Tally the lines of the entries below that hold the word "placeholder", and please give only the total.

Element data from apps and pages
####################

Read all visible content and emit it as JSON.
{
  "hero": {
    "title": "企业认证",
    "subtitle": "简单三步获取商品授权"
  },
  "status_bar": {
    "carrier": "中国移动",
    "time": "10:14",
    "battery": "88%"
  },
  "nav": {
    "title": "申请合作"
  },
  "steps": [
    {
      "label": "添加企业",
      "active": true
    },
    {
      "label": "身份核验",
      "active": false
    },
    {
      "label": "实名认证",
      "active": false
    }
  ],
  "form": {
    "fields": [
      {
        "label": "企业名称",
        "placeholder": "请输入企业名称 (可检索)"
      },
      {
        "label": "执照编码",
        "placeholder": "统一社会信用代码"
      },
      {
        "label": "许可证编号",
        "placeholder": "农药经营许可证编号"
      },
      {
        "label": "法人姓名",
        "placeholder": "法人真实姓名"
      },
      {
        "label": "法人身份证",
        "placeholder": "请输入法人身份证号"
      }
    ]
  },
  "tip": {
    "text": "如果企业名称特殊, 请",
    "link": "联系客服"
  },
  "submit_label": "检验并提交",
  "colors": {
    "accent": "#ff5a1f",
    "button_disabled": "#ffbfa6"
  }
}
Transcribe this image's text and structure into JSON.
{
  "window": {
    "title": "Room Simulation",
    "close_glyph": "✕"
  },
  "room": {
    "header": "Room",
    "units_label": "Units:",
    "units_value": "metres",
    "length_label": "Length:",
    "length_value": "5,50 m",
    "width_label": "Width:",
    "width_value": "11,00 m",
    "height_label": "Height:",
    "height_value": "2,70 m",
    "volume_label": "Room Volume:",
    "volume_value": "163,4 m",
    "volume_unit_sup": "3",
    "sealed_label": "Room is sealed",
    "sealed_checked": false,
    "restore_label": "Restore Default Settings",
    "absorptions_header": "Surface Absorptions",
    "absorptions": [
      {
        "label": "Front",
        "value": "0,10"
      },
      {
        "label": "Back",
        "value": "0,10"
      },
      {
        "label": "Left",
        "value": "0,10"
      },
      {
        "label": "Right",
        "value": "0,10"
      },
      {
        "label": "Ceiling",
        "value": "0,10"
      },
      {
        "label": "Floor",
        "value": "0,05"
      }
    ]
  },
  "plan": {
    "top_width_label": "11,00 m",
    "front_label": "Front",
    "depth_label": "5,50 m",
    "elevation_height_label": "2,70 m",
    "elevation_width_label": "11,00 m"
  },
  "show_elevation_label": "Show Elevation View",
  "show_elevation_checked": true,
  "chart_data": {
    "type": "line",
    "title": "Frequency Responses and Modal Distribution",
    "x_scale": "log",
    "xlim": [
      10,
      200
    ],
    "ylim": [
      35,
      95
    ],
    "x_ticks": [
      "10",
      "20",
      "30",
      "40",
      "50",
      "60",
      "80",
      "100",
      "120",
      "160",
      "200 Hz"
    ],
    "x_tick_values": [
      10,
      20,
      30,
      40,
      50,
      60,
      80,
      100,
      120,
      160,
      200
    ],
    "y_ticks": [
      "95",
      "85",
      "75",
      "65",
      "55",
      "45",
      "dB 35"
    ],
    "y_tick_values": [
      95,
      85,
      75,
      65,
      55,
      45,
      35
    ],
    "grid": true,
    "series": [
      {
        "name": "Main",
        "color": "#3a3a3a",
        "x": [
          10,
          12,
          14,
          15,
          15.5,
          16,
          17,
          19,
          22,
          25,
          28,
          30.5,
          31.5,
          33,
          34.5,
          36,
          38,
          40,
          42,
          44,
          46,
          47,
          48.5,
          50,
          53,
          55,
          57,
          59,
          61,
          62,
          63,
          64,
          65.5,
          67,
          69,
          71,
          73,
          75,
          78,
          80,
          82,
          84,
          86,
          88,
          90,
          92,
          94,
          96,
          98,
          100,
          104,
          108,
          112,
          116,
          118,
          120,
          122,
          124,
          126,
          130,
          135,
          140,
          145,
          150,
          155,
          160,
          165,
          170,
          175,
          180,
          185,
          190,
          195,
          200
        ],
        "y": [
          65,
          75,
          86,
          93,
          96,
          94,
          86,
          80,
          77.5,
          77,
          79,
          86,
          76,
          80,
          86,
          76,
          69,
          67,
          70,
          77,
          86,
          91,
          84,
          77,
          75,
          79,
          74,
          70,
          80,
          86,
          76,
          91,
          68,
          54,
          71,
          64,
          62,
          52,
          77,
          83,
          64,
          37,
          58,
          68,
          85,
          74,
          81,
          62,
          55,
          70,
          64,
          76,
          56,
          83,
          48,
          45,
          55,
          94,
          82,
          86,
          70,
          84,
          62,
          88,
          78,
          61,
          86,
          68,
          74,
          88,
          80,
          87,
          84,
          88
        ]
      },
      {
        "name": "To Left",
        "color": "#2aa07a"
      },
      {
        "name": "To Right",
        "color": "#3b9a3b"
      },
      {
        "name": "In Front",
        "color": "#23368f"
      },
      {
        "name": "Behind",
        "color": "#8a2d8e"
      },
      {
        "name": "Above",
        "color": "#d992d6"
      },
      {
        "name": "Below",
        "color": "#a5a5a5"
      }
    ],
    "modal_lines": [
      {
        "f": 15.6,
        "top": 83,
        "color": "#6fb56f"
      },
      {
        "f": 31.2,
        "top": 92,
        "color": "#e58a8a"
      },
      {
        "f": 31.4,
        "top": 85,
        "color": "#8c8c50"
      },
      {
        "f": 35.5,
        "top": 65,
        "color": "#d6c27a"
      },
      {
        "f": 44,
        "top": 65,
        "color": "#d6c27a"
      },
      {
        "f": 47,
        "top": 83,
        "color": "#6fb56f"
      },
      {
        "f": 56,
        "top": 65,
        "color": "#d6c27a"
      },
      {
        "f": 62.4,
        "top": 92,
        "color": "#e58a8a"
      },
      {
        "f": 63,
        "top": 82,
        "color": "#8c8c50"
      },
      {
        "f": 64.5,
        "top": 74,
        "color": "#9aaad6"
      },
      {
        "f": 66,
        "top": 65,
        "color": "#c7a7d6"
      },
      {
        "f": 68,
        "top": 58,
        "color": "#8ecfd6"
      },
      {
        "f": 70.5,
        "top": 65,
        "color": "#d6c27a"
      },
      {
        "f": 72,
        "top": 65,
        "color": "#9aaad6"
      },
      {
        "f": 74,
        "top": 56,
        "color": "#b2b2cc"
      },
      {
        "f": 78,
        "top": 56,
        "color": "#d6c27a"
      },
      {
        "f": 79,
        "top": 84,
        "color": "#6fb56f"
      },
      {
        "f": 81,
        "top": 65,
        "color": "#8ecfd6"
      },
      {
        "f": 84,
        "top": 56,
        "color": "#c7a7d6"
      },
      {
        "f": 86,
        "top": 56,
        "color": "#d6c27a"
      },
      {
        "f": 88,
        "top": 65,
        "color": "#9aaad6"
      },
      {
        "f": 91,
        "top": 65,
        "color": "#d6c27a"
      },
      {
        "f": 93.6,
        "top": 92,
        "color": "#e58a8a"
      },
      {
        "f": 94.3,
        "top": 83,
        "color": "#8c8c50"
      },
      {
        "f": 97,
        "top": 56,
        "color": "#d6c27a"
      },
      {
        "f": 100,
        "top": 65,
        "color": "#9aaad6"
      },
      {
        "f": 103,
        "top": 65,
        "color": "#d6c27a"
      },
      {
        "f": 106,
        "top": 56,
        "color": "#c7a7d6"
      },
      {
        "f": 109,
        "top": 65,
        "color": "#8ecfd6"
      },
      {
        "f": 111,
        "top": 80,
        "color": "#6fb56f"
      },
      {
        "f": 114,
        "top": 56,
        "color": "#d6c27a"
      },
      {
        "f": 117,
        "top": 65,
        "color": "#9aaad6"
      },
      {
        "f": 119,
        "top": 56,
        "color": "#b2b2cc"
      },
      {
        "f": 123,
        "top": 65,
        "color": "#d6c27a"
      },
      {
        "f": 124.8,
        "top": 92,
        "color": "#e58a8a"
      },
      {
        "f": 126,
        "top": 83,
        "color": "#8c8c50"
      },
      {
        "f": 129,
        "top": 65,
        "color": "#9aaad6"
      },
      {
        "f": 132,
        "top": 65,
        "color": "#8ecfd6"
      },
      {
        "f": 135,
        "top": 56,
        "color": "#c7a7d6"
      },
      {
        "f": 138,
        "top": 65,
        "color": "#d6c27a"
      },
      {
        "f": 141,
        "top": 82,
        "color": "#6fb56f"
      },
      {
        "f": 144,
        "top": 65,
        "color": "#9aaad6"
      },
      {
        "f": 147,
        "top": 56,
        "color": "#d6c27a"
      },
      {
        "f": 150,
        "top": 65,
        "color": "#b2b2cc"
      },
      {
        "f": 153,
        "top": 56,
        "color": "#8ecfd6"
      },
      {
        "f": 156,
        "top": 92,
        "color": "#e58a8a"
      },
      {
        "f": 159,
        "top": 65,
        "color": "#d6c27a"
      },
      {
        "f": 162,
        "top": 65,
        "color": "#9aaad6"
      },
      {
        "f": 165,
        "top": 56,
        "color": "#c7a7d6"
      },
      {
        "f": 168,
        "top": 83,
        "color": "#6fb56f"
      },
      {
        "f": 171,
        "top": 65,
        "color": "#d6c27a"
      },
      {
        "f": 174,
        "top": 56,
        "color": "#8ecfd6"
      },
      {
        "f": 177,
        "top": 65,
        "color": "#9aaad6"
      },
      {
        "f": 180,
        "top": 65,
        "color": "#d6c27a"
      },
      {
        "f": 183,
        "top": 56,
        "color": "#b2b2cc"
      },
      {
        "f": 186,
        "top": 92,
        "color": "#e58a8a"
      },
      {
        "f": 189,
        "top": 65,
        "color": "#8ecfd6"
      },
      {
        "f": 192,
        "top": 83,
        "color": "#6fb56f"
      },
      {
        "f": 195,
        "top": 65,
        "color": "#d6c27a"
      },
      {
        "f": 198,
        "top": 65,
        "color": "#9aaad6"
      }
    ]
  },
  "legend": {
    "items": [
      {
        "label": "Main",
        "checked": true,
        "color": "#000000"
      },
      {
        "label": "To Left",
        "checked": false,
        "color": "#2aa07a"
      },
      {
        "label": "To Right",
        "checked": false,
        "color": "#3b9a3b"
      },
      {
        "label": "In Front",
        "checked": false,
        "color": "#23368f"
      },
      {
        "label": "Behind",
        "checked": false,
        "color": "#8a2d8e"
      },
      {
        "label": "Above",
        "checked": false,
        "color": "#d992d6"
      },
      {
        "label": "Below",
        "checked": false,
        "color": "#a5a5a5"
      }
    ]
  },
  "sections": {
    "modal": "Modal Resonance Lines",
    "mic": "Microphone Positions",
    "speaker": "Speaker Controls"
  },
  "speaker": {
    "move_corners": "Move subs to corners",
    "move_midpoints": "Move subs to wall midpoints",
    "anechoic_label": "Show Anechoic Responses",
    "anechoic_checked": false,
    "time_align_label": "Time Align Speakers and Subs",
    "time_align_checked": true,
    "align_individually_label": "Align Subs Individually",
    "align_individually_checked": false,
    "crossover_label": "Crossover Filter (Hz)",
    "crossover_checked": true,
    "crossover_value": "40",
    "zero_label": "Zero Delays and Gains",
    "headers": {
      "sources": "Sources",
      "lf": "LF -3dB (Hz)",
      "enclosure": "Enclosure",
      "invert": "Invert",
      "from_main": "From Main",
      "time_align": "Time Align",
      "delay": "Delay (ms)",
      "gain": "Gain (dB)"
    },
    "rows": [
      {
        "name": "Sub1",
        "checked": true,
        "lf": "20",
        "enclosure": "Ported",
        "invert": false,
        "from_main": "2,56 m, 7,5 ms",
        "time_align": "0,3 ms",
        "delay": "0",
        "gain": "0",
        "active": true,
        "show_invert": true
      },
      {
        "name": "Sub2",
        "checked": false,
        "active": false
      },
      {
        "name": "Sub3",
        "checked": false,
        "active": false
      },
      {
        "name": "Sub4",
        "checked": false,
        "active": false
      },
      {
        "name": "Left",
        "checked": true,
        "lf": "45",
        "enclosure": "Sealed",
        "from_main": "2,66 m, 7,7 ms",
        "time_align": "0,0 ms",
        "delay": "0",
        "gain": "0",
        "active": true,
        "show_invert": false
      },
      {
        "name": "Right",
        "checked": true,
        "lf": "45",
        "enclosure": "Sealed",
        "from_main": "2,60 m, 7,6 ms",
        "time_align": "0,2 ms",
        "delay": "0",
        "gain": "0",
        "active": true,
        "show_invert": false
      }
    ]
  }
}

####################

Response to the exercise
5